Ask any retiree about Goodyear’s commitment to the community and get a real sense of what it means.
Then, after listening to the answer, recall that the grand opening of the company’s new headquarters was a private affair, attended by only invited dignitaries.
This new structure, one that inside must certainly be as attractive as it is on the outside, will never be seen close up by some of the company’s most ardent admirers, its retirees.
Is this indicative of Goodyear’s view of society at large?
You don’t have to answer now, but think about it.
I think all professional sports players should donate a percentage of their salary to the state in which their home team is located.

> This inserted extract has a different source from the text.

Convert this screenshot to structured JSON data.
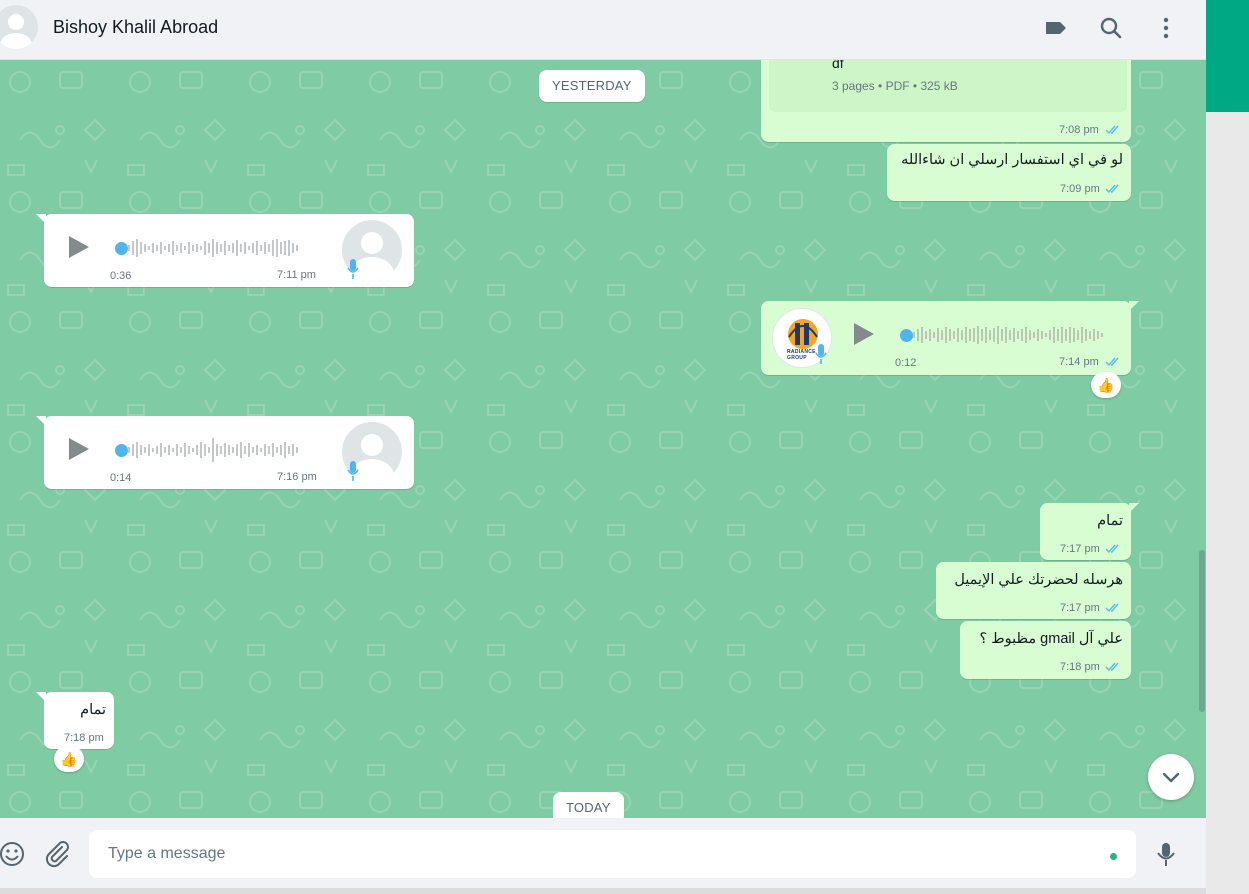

This money could go to the athletes in our schools, who, in many cases, have to pay to play.
Schools are already strapped for money.
Clinical trials to defeat cancer
May is National Cancer Research Month. There is probably no other field currently that has as much impact on human lives as does cancer research. Until a few years ago, cancer was equated with death and dying, as well as surrender and defeat.
Not anymore. Cancer is now viewed as a terrorist that we can defeat if we understand it, its movements and its behavior.
That understanding comes (and did come) through clinical and laboratory research, just like the CIA and other government agencies that use clandestine operations to watch terrorists, what they do, how they get their funding, what they eat and how they communicate with each other.
Sounds strange? It’s true. Government agencies failed, and miserably so, when they failed to communicate on Sept., 11, 2001.
In cancer research, we have learned that the basic scientists who investigate how cancer cells act, behave and communicate must convey that knowledge to clinicians. Clinicians then use that knowledge in their research, and it has worked like a charm.
It has become like an orchestra in which everyone performs his or her part when required, and in the end the outcome is a marvelous melody.
But the melody is worthless without an audience. Fortunately, things have changed in the past decade. Before that, implementing a clinical trial was like going upstream without a paddle.
Now, however, the public is becoming increasingly aware of the importance of patients participating in clinical trials, where scientific discoveries are translated to the bedside.
We are not there yet, though. Our fullest potential can only be achieved when every single cancer patient has access to a meaningful clinical trial approved by the Food and Drug Administration.
I am sure this goal is achievable; it has been done in pediatric oncology and has resulted in a more than 80 percent cure of children with cancer.
All we need is the public to be aware of what treatments are out there.
Nash Gabrail, M.D.